This craft activity, in which participants write feel-good messages on stones, was originally designed for K-5 classrooms. It may not be what parents paying Bucknell’s $72,000 annual tuition and fees had in mind. No matter. According to Bucknell’s interpersonal violence prevention coordinator, it was “especially important” for students who had attended my talk to come to the scholars “space” afterward and practice self-care. The interim associate provost for diversity, equity, and inclusion said that the administration’s willingness to let my talk proceed shows that it values free speech more than the community’s trauma.
In anticipation of my Bucknell talk, student journalists had claimed that “‘free speech’” merely amplifies “hate speech,” and that hate speech such as mine was intended to “attack students of color” and “survivors of sexual assault.” An English professor cheered them on. The Bucknell Faculty and Staff of Color Working Group urged colleagues to support those whose “first-hand experiences with injustice” at Bucknell were “invalidated and perpetuated” by my arguments.
Bucknell’s Democratic Socialists of America organized a protest at which participants—in between chants of “Hey hey! Ho Ho! Heather Mac has got to go!” and “No justice! No peace!”—were encouraged to share their personal experiences of injustice at Bucknell. Sadly, there is no available record of what the protesters came up with.
Students who can be persuaded to see oppression on an American college campus—where traits that still lead to ostracism and even death outside the West are not just tolerated but celebrated—can be persuaded to see oppression anywhere. The claim that American universities, and the U.S. in general, are defined by white supremacy is the one unifying idea on college campuses today, in the absence of a shared curriculum dedicated to civilization’s greatest works. And that idea is spreading. School systems across the country are training teachers and administrators that colorblind standards and the work ethic are instruments of white privilege. Any private institution without proportional representation of minorities and females is vulnerable to attack, since bigotry is the only allowable explanation for the lack of sex and race “diversity.”

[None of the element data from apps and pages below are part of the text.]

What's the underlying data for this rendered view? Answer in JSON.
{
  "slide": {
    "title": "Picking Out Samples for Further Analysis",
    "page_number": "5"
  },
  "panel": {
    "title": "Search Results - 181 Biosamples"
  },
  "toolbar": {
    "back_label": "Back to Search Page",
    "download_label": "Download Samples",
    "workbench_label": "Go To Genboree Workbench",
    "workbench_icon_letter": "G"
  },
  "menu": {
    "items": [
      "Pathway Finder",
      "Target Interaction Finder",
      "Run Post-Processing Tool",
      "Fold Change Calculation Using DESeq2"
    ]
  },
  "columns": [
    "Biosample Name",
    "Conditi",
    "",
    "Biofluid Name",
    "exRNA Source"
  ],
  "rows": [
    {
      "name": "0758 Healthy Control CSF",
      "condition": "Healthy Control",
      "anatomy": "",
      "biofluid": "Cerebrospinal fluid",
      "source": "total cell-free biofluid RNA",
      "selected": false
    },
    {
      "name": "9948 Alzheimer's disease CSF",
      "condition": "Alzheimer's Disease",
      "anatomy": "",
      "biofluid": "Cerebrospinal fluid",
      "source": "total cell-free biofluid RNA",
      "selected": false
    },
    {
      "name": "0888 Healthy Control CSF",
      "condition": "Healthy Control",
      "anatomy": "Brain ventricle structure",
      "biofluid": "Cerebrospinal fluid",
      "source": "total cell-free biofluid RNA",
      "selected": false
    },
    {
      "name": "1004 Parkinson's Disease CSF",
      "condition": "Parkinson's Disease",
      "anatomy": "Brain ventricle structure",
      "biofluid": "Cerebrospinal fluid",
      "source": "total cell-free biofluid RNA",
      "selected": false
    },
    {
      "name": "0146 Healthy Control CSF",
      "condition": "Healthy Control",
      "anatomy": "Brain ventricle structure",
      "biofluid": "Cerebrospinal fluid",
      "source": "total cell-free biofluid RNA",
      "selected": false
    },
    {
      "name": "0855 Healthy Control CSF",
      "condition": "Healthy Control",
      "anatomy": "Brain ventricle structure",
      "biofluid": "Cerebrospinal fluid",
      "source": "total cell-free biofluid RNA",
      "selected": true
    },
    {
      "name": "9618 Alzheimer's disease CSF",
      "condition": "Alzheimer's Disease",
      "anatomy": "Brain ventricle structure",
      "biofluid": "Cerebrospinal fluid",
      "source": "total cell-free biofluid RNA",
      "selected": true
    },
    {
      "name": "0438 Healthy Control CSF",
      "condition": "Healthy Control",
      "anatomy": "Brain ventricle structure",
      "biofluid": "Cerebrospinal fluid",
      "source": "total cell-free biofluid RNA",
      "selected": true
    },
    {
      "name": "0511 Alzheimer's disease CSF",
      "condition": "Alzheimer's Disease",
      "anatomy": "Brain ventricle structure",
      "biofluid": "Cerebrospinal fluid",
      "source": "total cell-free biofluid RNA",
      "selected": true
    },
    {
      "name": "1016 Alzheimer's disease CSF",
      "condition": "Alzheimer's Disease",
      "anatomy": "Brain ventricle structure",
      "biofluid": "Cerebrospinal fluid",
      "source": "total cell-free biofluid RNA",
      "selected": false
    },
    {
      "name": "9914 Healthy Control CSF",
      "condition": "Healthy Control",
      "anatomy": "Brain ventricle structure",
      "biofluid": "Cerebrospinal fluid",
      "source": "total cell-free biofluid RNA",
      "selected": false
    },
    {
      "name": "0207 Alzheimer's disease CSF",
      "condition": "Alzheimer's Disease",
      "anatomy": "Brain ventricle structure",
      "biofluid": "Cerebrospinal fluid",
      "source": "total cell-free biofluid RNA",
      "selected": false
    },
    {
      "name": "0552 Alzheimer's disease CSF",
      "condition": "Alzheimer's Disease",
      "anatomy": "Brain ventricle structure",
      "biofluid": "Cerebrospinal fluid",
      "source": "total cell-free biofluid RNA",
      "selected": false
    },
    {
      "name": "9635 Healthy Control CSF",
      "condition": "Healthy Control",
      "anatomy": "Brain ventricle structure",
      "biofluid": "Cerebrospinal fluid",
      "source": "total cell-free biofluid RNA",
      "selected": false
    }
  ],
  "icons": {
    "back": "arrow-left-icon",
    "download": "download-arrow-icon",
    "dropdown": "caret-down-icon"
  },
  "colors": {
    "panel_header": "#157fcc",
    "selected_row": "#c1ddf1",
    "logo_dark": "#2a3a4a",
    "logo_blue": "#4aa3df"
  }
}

The promiscuous labeling of disagreement as hate speech and the equation of such speech with violence will gain traction in the public arena, as college graduates take more positions of power. The former managing editor of Time has already advocated in the Washington Post for allowing states to define and penalize hate speech; potential censors wait in the wings.
Certain ideas are now taboo in the academy—above all, the idea that behavior and culture better explain socioeconomic disparities in the U.S. than bigotry. A Bucknell student protester claimed that my sin is to force “this elementary conversation about whether structural racism even exists.”
Most Americans are eager and ready for a post-racial country. The perpetual invocation of racial oppression on college campuses and beyond, however, keeps race relations fraught.
After the Holy Cross protest, the co-president of the Black Student Union, which organized the walkout with an assist from the student government, told the campus newspaper: “The fact that we pulled this off is actually amazing. I feel so empowered now, and this is just the beginning. This is the start of something more.”
About that, she is undoubtedly right.
This piece originally appeared in the The Wall Street Journal (paywall)
Heather Mac Donald is the Thomas W. Smith fellow at the Manhattan Institute, contributing editor at City Journal, and the author of the bestselling War on Cops and The Diversity Delusion. Follow her on Twitter here.
Photo by George Frey/Getty Images